It was during my research on George Carr that I found a photograph of the Carr family which we did not have in our photo archives. The photo, supplied by members of Mabel Carr’s family, fortunately included the identification of each person in the photo. This discovery allowed me to resolve a conundrum. Some of the information which we have in our archives indicated that George and Mabel Carr had three daughters and two sons, while other information suggested that they had two daughters and three sons. As only George, Mabel, and one son are interred in the family plot at St. Mary’s cemetery, I could not determine which information was correct. The photo provided the answer: there were two daughters and three sons.

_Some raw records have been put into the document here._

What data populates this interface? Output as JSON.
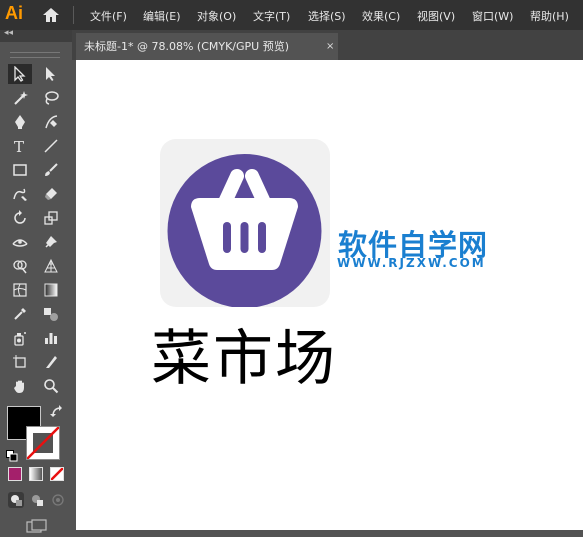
{
  "app": {
    "logo_text": "Ai"
  },
  "menu": [
    "文件(F)",
    "编辑(E)",
    "对象(O)",
    "文字(T)",
    "选择(S)",
    "效果(C)",
    "视图(V)",
    "窗口(W)",
    "帮助(H)"
  ],
  "tab": {
    "title": "未标题-1* @ 78.08% (CMYK/GPU 预览)",
    "close": "×"
  },
  "panel": {
    "collapse": "◂◂"
  },
  "canvas": {
    "title": "菜市场",
    "watermark": {
      "title": "软件自学网",
      "url": "WWW.RJZXW.COM"
    },
    "icon": {
      "background": "#f1f1f1",
      "circle": "#5b4a9b",
      "basket": "#ffffff"
    }
  },
  "swatches": {
    "fill": "#000000",
    "stroke": "none"
  },
  "tools": [
    "selection-tool-icon",
    "direct-selection-tool-icon",
    "magic-wand-tool-icon",
    "lasso-tool-icon",
    "pen-tool-icon",
    "curvature-tool-icon",
    "type-tool-icon",
    "line-segment-tool-icon",
    "rectangle-tool-icon",
    "paintbrush-tool-icon",
    "shaper-tool-icon",
    "eraser-tool-icon",
    "rotate-tool-icon",
    "scale-tool-icon",
    "width-tool-icon",
    "puppet-warp-tool-icon",
    "shape-builder-tool-icon",
    "perspective-grid-tool-icon",
    "mesh-tool-icon",
    "gradient-tool-icon",
    "eyedropper-tool-icon",
    "blend-tool-icon",
    "symbol-sprayer-tool-icon",
    "column-graph-tool-icon",
    "artboard-tool-icon",
    "slice-tool-icon",
    "hand-tool-icon",
    "zoom-tool-icon"
  ]
}
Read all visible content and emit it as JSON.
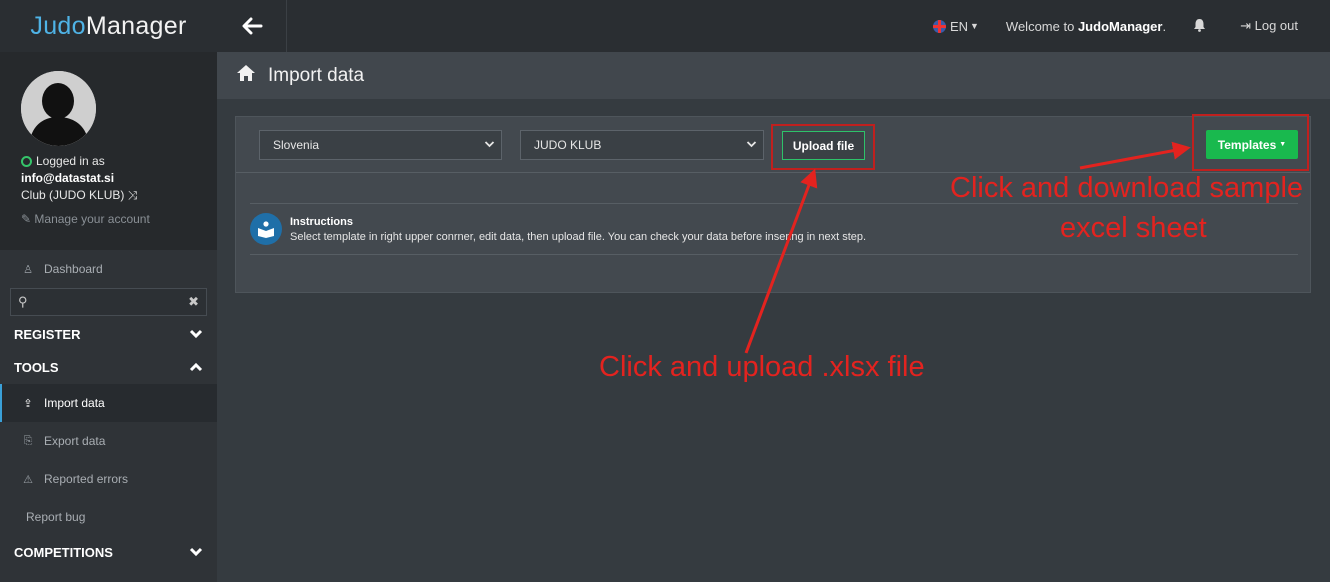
{
  "brand": {
    "part1": "Judo",
    "part2": "Manager"
  },
  "profile": {
    "logged_in_label": "Logged in as",
    "email": "info@datastat.si",
    "club": "Club (JUDO KLUB)",
    "manage_account": "Manage your account"
  },
  "sidebar": {
    "dashboard": "Dashboard",
    "search_placeholder": "",
    "register": "REGISTER",
    "tools": "TOOLS",
    "items": [
      {
        "label": "Import data"
      },
      {
        "label": "Export data"
      },
      {
        "label": "Reported errors"
      },
      {
        "label": "Report bug"
      }
    ],
    "competitions": "COMPETITIONS"
  },
  "topbar": {
    "lang": "EN",
    "welcome_prefix": "Welcome to",
    "welcome_brand": "JudoManager",
    "welcome_suffix": ".",
    "logout": "Log out"
  },
  "page": {
    "title": "Import data"
  },
  "panel": {
    "country_select": "Slovenia",
    "club_select": "JUDO KLUB",
    "upload_button": "Upload file",
    "templates_button": "Templates",
    "instructions_title": "Instructions",
    "instructions_text": "Select template in right upper conrner, edit data, then upload file. You can check your data before insering in next step."
  },
  "annotations": {
    "download_line1": "Click and download sample",
    "download_line2": "excel sheet",
    "upload": "Click and upload .xlsx file"
  },
  "colors": {
    "accent_blue": "#4fb3e6",
    "templates_green": "#19b94e",
    "annotation_red": "#e3231f",
    "logged_in_green": "#35c46a"
  }
}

Also, during my research on the Nisbet party, I found some information which I wished I had had earlier in the autumn. A researcher from Muskoday had been in the Historical Museum and had asked about the possibility of a young girl accompanying the Nisbet party as a servant. I had never heard that story before. Unfortunately, the researcher received a telephone call at that point in our conversation and was called away without being able to provide further information. On Wednesday, while sorting through documents which discussed the matter of how the Nisbet’s arrived in Prince Albert (whether by river or across country), I came across a letter written by Canon Waite to Richmond Mayson, a stalwart of the Historical Society in the 1930s and 1940s. In his letter, Canon Waite writes of a woman he had met on Muskoday Reserve who claimed that she had come s a servant of the Nisbet family. The woman, whose maiden name suggests that she was of French background, later married a Philip Bear from Muskoday. This letter does not prove the story the researcher provided me, but it could provide clues which can provide proof.
As noted, I had a busy day Thursday, with the student researcher in the morning and early afternoon, and the talk on George Carr in mid-afternoon. Michelle also had a busy day, meeting with the Building committee members regarding renovations which would start on the following Monday, and over-seeing four individuals who were installing information panels for the new exhibit.
Friday, all day, would bring more hustle and bustle, as excitement mounted with respect to the opening. Michelle and I met to discuss our respective speeches, last minute preparations were undertaken, and yet another tour group arrived at the Historical Museum.
When Friday evening arrived, nearly sixty people also arrived. They were treated to an event which I believe was without precedent in the history of the Historical Society, and certainly the most significant since the grand opening of the Historical Museum in what had once been Prince Albert’s Fire Hall. For such divergent groups to have managed to agree on an exhibit which reflects disparate cultures in such a meaningful manner shows just how well reconciliation can occur when the members of these communities choose to work together.
The week ended with the Historical Museum opening for the Santa Claus parade. Another sixty people, over half of them children, visited the museum over the four hours during which we were open. For the majority of them, it was an opportunity to warm up, see the exhibits, and allow the children to do a Christmas craft. Hot chocolate, courtesy of the accounting firm Grant Thornton was also available.
Check out our Facebook page for future activities at the Historical Society, including our Christmas High Tea on December 18th, and the next Coffee and Conversation on December 29th. Drop by the Historical Museum Monday through Friday between 9:00 a.m. and 4:00 p.m. to check out some novel Christmas gift ideas in our shop, or give us a call at 306-764-2992 if you wish to book a tour of any of our four museums.